We evaluated an actual landscape fuel treatment project that was designed by local US Forest Service managers in the northern Sierra Nevada. We modeled the effects of this project on reducing landscape-level fire behavior at multiple time steps, up to nearly 30 years beyond treatment
implementation. In addition, we modeled planned treatments under multiple diameter-limited thinning scenarios to assess potential impacts on fuel treatment effectiveness. The planned fuel treatments reduced modeled conditional burn probabilities substantially across the landscape relative
to those for a scenario with no simulated treatments. This reduction relative to that for the no treatment landscape was evident approximately 20 years after simulated treatment implementation. Although diameter-limited thinning scenarios resulted in different residual forest stand structures,
we detected no real differences in modeled landscape-level burn probabilities.
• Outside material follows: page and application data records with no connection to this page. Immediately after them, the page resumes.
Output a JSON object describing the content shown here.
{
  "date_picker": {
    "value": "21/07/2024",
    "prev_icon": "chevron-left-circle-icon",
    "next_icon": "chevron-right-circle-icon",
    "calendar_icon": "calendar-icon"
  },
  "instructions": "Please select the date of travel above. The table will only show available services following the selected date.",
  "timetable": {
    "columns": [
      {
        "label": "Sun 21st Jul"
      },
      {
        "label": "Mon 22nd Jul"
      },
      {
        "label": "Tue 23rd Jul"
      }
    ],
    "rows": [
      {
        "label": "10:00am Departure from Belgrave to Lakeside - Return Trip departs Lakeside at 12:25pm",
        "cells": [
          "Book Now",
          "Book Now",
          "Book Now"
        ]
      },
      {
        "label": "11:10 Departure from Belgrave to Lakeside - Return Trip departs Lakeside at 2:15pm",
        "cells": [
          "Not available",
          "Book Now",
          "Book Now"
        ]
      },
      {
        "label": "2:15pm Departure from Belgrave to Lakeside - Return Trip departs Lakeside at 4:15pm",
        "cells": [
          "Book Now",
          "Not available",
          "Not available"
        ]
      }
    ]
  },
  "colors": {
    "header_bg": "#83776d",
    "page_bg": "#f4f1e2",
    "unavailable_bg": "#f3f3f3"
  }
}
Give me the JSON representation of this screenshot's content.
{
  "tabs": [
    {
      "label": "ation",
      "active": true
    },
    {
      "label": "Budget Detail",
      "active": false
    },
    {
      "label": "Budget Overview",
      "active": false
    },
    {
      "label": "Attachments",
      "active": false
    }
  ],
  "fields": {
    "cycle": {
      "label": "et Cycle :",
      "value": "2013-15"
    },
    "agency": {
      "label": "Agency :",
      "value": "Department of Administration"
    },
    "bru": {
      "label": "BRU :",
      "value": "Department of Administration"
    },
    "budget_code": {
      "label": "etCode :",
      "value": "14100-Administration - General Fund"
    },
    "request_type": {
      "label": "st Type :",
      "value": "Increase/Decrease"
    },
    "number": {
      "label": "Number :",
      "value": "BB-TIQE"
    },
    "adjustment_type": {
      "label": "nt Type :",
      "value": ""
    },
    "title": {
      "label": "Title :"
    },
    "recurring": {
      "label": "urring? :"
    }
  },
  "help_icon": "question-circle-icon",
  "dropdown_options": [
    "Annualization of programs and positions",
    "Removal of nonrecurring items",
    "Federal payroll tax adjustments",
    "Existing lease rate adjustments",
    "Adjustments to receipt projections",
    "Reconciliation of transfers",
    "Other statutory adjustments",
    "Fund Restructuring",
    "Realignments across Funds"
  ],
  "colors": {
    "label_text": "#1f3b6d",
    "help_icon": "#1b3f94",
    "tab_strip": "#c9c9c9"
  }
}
The modeling adaptations we made with respect to fuel model selection and simulated ingrowth/regeneration over simulated time, as well as incorporation of variable winds in fire simulations, collectively contribute
to a robust analysis of the study area.